Ultimately, Hazrat Khalidra and the Muslim army reached the Romans and asked for Hazrat Zirarra. They informed him that Hazrat Zirarra had created havoc among the Roman army and was sent as a captive to a Roman king. Hazrat Khalidra sent Hazrat Rafayra in pursuit, and Hazrat Khaulara said she would be remaining with them. They reached the disbelievers who had captivated Hazrat Zirarra.
Hazrat Zirarra was reciting couplets in which he was asking God to inform his people and his sister that he was a captive tied up. Huzooraa said this showed he knew of the bravery of her sister, who would come in an instant if she had found out. While he was saying these couplets, Hazrat Khaulara was nearby and said in a loud voice, “Allah’s help has come, I am your sister Khaula”. She raised a slogan of Allah’s greatness and attacked along with the Muslims who killed the Romans. Hazrat Khaulara untied her brother’s ropes and greeted him.
Huzooraa also spoke of a great woman who lost her husband, son, and brother but remained a strong fortress of patience. It was the mother of Hazrat Khalladra, Hazrat Hind bint-e-Amrra. In the Battle of Uhud, she put her brother, husband, and son on a camel and brought them back to Medina, but was told that according to Allah’s instructions, the Uhud martyrs should be buried on the battlefield of Uhud. She thus took the bodies of her husband, son, and brother back to Uhud, where they were buried. Previously, when she found out about the death of her close family, she showed great patience and worried only about the health of the Holy Prophetsa.
Hazrat Umme Umarahra fought with great bravery in the Battle of Uhud. Huzooraa said we narrate Hazrat Alira fought valiantly in Uhud but so did Hazrat Umme Umarahra. The Holy Prophetsa said himself that he saw Hazrat Umme Umarahra fighting to his left and right during the battle of Uhud. She was also severely injured during this battle.
With regard to these great women, Hazrat Musleh-e-Maudra said that once the women said to the Prophetsa that the men were not greater than them, and thus they would also partake in battles. The Holy Prophetsa gave permission and also gave this lady a part of the booty of war, despite the men questioning why she was being given it.

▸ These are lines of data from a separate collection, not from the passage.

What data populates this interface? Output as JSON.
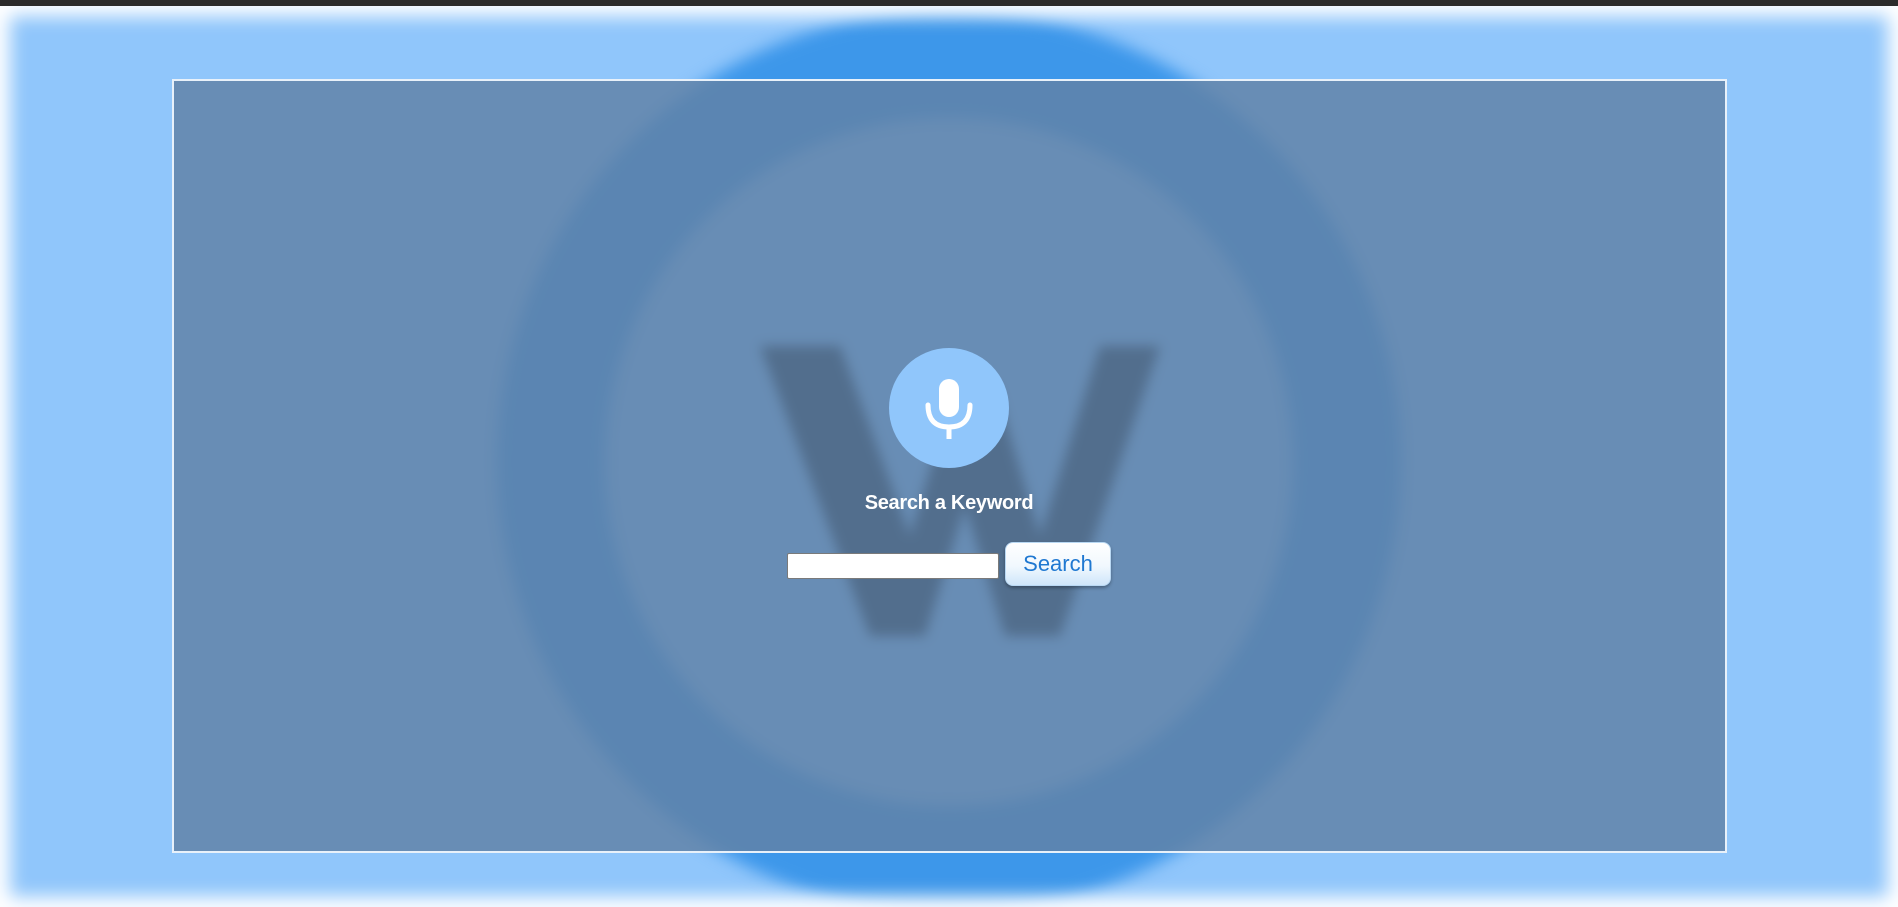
{
  "heading": "Search a Keyword",
  "search": {
    "value": "",
    "placeholder": "",
    "button_label": "Search"
  },
  "icons": {
    "mic": "microphone-icon",
    "background_logo": "w-ring-logo"
  },
  "colors": {
    "backdrop": "#90c6fb",
    "panel_overlay": "#6082a7",
    "logo_ring": "#3d97ea",
    "mic_button": "#90c6fb",
    "button_text": "#1f78d1",
    "heading_text": "#ffffff"
  }
}
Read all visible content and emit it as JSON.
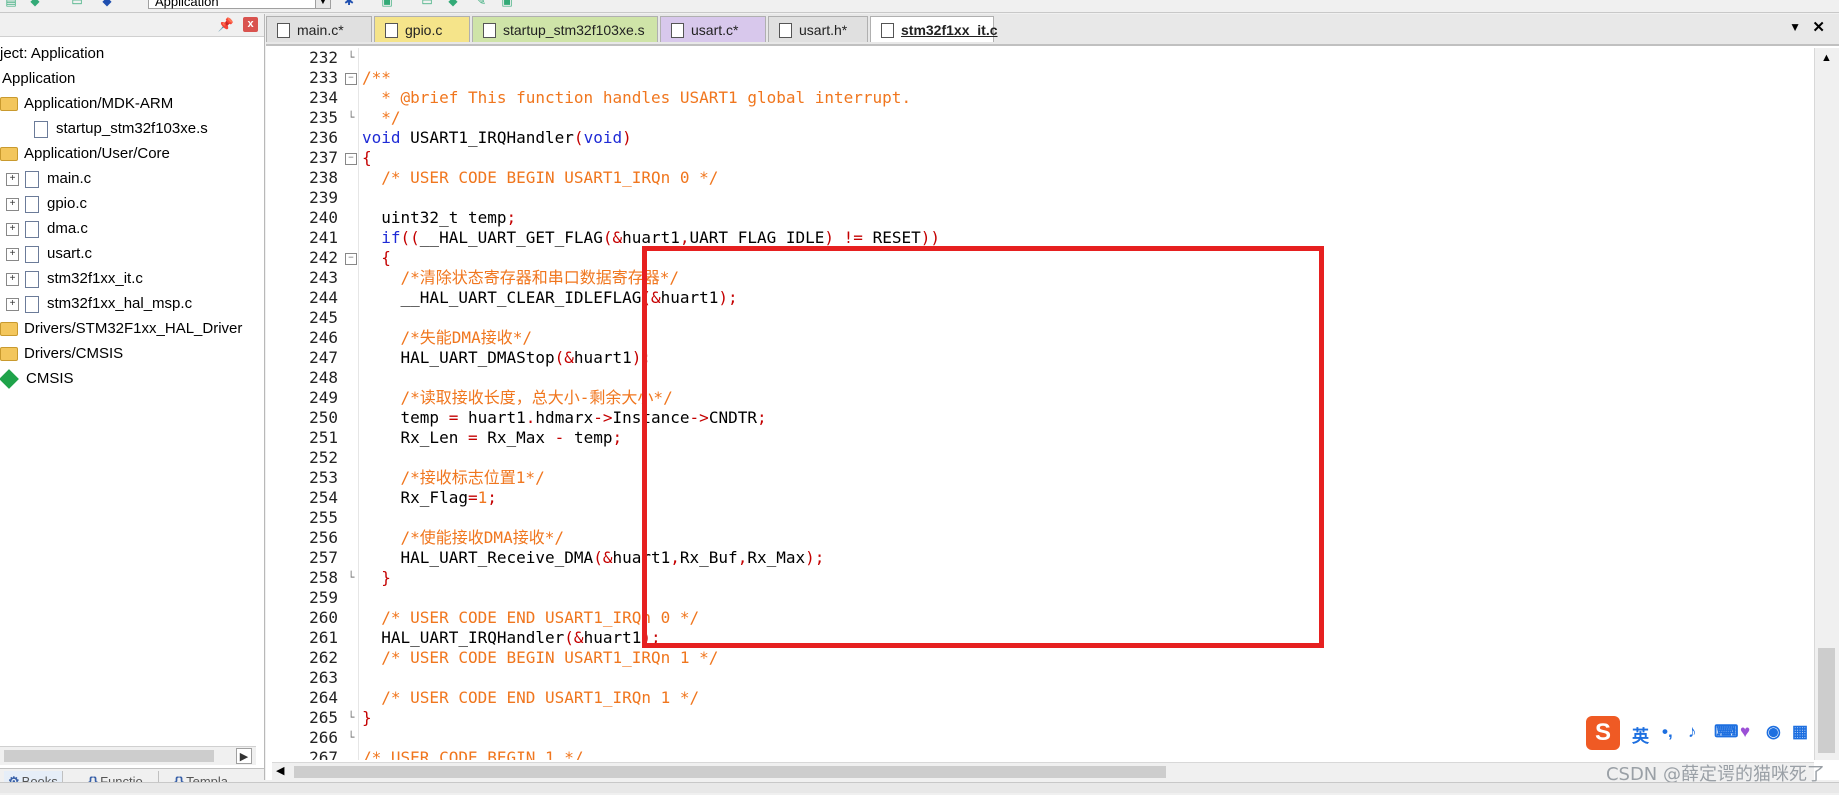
{
  "toolbar": {
    "target_combo": "Application"
  },
  "project_panel": {
    "root_label": "ject: Application",
    "items": [
      {
        "label": "Application",
        "kind": "target",
        "indent": 0
      },
      {
        "label": "Application/MDK-ARM",
        "kind": "folder",
        "indent": 0
      },
      {
        "label": "startup_stm32f103xe.s",
        "kind": "file",
        "indent": 2
      },
      {
        "label": "Application/User/Core",
        "kind": "folder",
        "indent": 0
      },
      {
        "label": "main.c",
        "kind": "file",
        "indent": 1
      },
      {
        "label": "gpio.c",
        "kind": "file",
        "indent": 1
      },
      {
        "label": "dma.c",
        "kind": "file",
        "indent": 1
      },
      {
        "label": "usart.c",
        "kind": "file",
        "indent": 1
      },
      {
        "label": "stm32f1xx_it.c",
        "kind": "file",
        "indent": 1
      },
      {
        "label": "stm32f1xx_hal_msp.c",
        "kind": "file",
        "indent": 1
      },
      {
        "label": "Drivers/STM32F1xx_HAL_Driver",
        "kind": "folder",
        "indent": 0
      },
      {
        "label": "Drivers/CMSIS",
        "kind": "folder",
        "indent": 0
      },
      {
        "label": "CMSIS",
        "kind": "gem",
        "indent": 0
      }
    ],
    "bottom_tabs": [
      "Books",
      "Functio...",
      "Templa..."
    ]
  },
  "file_tabs": [
    {
      "label": "main.c*",
      "color": "#e0e0e0",
      "active": false
    },
    {
      "label": "gpio.c",
      "color": "#f5e48a",
      "active": false
    },
    {
      "label": "startup_stm32f103xe.s",
      "color": "#cfe4a8",
      "active": false
    },
    {
      "label": "usart.c*",
      "color": "#d8c8ec",
      "active": false
    },
    {
      "label": "usart.h*",
      "color": "#e0e0e0",
      "active": false
    },
    {
      "label": "stm32f1xx_it.c",
      "color": "#ffffff",
      "active": true
    }
  ],
  "code_lines": [
    {
      "n": "232",
      "fold": "end",
      "segs": []
    },
    {
      "n": "233",
      "fold": "box",
      "segs": [
        [
          "cm",
          "/**"
        ]
      ]
    },
    {
      "n": "234",
      "fold": "",
      "segs": [
        [
          "cm",
          "  * @brief This function handles USART1 global interrupt."
        ]
      ]
    },
    {
      "n": "235",
      "fold": "end",
      "segs": [
        [
          "cm",
          "  */"
        ]
      ]
    },
    {
      "n": "236",
      "fold": "",
      "segs": [
        [
          "kw",
          "void"
        ],
        [
          "",
          " USART1_IRQHandler"
        ],
        [
          "op",
          "("
        ],
        [
          "kw",
          "void"
        ],
        [
          "op",
          ")"
        ]
      ]
    },
    {
      "n": "237",
      "fold": "box",
      "segs": [
        [
          "op",
          "{"
        ]
      ]
    },
    {
      "n": "238",
      "fold": "",
      "segs": [
        [
          "",
          "  "
        ],
        [
          "cm",
          "/* USER CODE BEGIN USART1_IRQn 0 */"
        ]
      ]
    },
    {
      "n": "239",
      "fold": "",
      "segs": []
    },
    {
      "n": "240",
      "fold": "",
      "segs": [
        [
          "",
          "  uint32_t temp"
        ],
        [
          "op",
          ";"
        ]
      ]
    },
    {
      "n": "241",
      "fold": "",
      "segs": [
        [
          "",
          "  "
        ],
        [
          "kw",
          "if"
        ],
        [
          "op",
          "(("
        ],
        [
          "",
          "__HAL_UART_GET_FLAG"
        ],
        [
          "op",
          "(&"
        ],
        [
          "",
          "huart1"
        ],
        [
          "op",
          ","
        ],
        [
          "",
          "UART_FLAG_IDLE"
        ],
        [
          "op",
          ") != "
        ],
        [
          "",
          "RESET"
        ],
        [
          "op",
          "))"
        ]
      ]
    },
    {
      "n": "242",
      "fold": "box",
      "segs": [
        [
          "",
          "  "
        ],
        [
          "op",
          "{"
        ]
      ]
    },
    {
      "n": "243",
      "fold": "",
      "segs": [
        [
          "",
          "    "
        ],
        [
          "cm",
          "/*清除状态寄存器和串口数据寄存器*/"
        ]
      ]
    },
    {
      "n": "244",
      "fold": "",
      "segs": [
        [
          "",
          "    __HAL_UART_CLEAR_IDLEFLAG"
        ],
        [
          "op",
          "(&"
        ],
        [
          "",
          "huart1"
        ],
        [
          "op",
          ");"
        ]
      ]
    },
    {
      "n": "245",
      "fold": "",
      "segs": []
    },
    {
      "n": "246",
      "fold": "",
      "segs": [
        [
          "",
          "    "
        ],
        [
          "cm",
          "/*失能DMA接收*/"
        ]
      ]
    },
    {
      "n": "247",
      "fold": "",
      "segs": [
        [
          "",
          "    HAL_UART_DMAStop"
        ],
        [
          "op",
          "(&"
        ],
        [
          "",
          "huart1"
        ],
        [
          "op",
          ");"
        ]
      ]
    },
    {
      "n": "248",
      "fold": "",
      "segs": []
    },
    {
      "n": "249",
      "fold": "",
      "segs": [
        [
          "",
          "    "
        ],
        [
          "cm",
          "/*读取接收长度，总大小-剩余大小*/"
        ]
      ]
    },
    {
      "n": "250",
      "fold": "",
      "segs": [
        [
          "",
          "    temp "
        ],
        [
          "op",
          "="
        ],
        [
          "",
          " huart1"
        ],
        [
          "op",
          "."
        ],
        [
          "",
          "hdmarx"
        ],
        [
          "op",
          "->"
        ],
        [
          "",
          "Instance"
        ],
        [
          "op",
          "->"
        ],
        [
          "",
          "CNDTR"
        ],
        [
          "op",
          ";"
        ]
      ]
    },
    {
      "n": "251",
      "fold": "",
      "segs": [
        [
          "",
          "    Rx_Len "
        ],
        [
          "op",
          "="
        ],
        [
          "",
          " Rx_Max "
        ],
        [
          "op",
          "-"
        ],
        [
          "",
          " temp"
        ],
        [
          "op",
          ";"
        ]
      ]
    },
    {
      "n": "252",
      "fold": "",
      "segs": []
    },
    {
      "n": "253",
      "fold": "",
      "segs": [
        [
          "",
          "    "
        ],
        [
          "cm",
          "/*接收标志位置1*/"
        ]
      ]
    },
    {
      "n": "254",
      "fold": "",
      "segs": [
        [
          "",
          "    Rx_Flag"
        ],
        [
          "op",
          "="
        ],
        [
          "cm",
          "1"
        ],
        [
          "op",
          ";"
        ]
      ]
    },
    {
      "n": "255",
      "fold": "",
      "segs": []
    },
    {
      "n": "256",
      "fold": "",
      "segs": [
        [
          "",
          "    "
        ],
        [
          "cm",
          "/*使能接收DMA接收*/"
        ]
      ]
    },
    {
      "n": "257",
      "fold": "",
      "segs": [
        [
          "",
          "    HAL_UART_Receive_DMA"
        ],
        [
          "op",
          "(&"
        ],
        [
          "",
          "huart1"
        ],
        [
          "op",
          ","
        ],
        [
          "",
          "Rx_Buf"
        ],
        [
          "op",
          ","
        ],
        [
          "",
          "Rx_Max"
        ],
        [
          "op",
          ");"
        ]
      ]
    },
    {
      "n": "258",
      "fold": "end",
      "segs": [
        [
          "",
          "  "
        ],
        [
          "op",
          "}"
        ]
      ]
    },
    {
      "n": "259",
      "fold": "",
      "segs": []
    },
    {
      "n": "260",
      "fold": "",
      "segs": [
        [
          "",
          "  "
        ],
        [
          "cm",
          "/* USER CODE END USART1_IRQn 0 */"
        ]
      ]
    },
    {
      "n": "261",
      "fold": "",
      "segs": [
        [
          "",
          "  HAL_UART_IRQHandler"
        ],
        [
          "op",
          "(&"
        ],
        [
          "",
          "huart1"
        ],
        [
          "op",
          ");"
        ]
      ]
    },
    {
      "n": "262",
      "fold": "",
      "segs": [
        [
          "",
          "  "
        ],
        [
          "cm",
          "/* USER CODE BEGIN USART1_IRQn 1 */"
        ]
      ]
    },
    {
      "n": "263",
      "fold": "",
      "segs": []
    },
    {
      "n": "264",
      "fold": "",
      "segs": [
        [
          "",
          "  "
        ],
        [
          "cm",
          "/* USER CODE END USART1_IRQn 1 */"
        ]
      ]
    },
    {
      "n": "265",
      "fold": "end",
      "segs": [
        [
          "op",
          "}"
        ]
      ]
    },
    {
      "n": "266",
      "fold": "end",
      "segs": []
    },
    {
      "n": "267",
      "fold": "",
      "segs": [
        [
          "cm",
          "/* USER CODE BEGIN 1 */"
        ]
      ]
    }
  ],
  "ime": {
    "lang": "英"
  },
  "watermark": "CSDN @薛定谔的猫咪死了"
}
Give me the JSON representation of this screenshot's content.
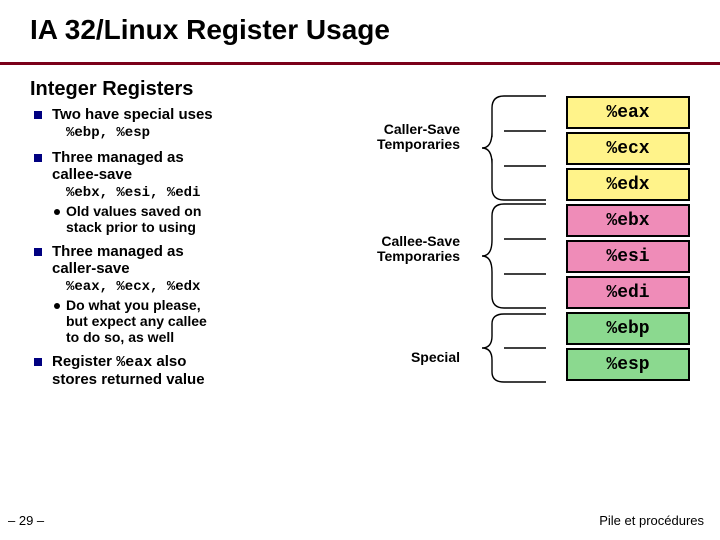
{
  "title": "IA 32/Linux Register Usage",
  "subtitle": "Integer Registers",
  "bullets": {
    "b1": "Two have special uses",
    "b1_sub": "%ebp, %esp",
    "b2a": "Three managed as",
    "b2b": "callee-save",
    "b2_sub": "%ebx, %esi, %edi",
    "b2_dot_a": "Old values saved on",
    "b2_dot_b": "stack prior to using",
    "b3a": "Three managed as",
    "b3b": "caller-save",
    "b3_sub": "%eax, %ecx, %edx",
    "b3_dot_a": "Do what you please,",
    "b3_dot_b": "but expect any callee",
    "b3_dot_c": "to do so, as well",
    "b4a": "Register ",
    "b4reg": "%eax",
    "b4b": " also",
    "b4c": "stores returned value"
  },
  "labels": {
    "caller_a": "Caller-Save",
    "caller_b": "Temporaries",
    "callee_a": "Callee-Save",
    "callee_b": "Temporaries",
    "special": "Special"
  },
  "registers": {
    "eax": "%eax",
    "ecx": "%ecx",
    "edx": "%edx",
    "ebx": "%ebx",
    "esi": "%esi",
    "edi": "%edi",
    "ebp": "%ebp",
    "esp": "%esp"
  },
  "footer": {
    "left": "– 29 –",
    "right": "Pile et procédures"
  }
}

Huzooraa said the Muslim women would also go to war to help the injured.
Hazrat Aishara also led a whole army after the time of the Holy Prophetsa and she did so because she was well aware of warfare. Huzooraa said that she later realised that the war was wrong and retreated, but the fact is that she knew how to fight.
Huzooraa said the female companions would partake in Jihad of the time, they were brave and would learn every skill. They would not merely sit at home. Huzooraa said:
“The Jihad of this age is the Jihad of the pen, to spread literature, and to preach. Thus, it is the task of women to fully partake in tabligh and equip themselves with skills that will enable them to carry out tabligh. They would learn the Quran, gain religious knowledge, and attain knowledge from the books of the Promised Messiahas and the ahadith. And they should also mould their morals according to Islamic teachings – it is then that they will be able to serve Islam. […] Always remember that to attain a high target, sacrifices are needed.”
Huzooraa said Ahmadi women must never get trapped in any kind of complex in terms of their faith. They should be the ones leading the world by example.
In the end, Huzooraa led everyone in silent prayer, which were followed by various choral poems, presented by members of Lajna Imaillah.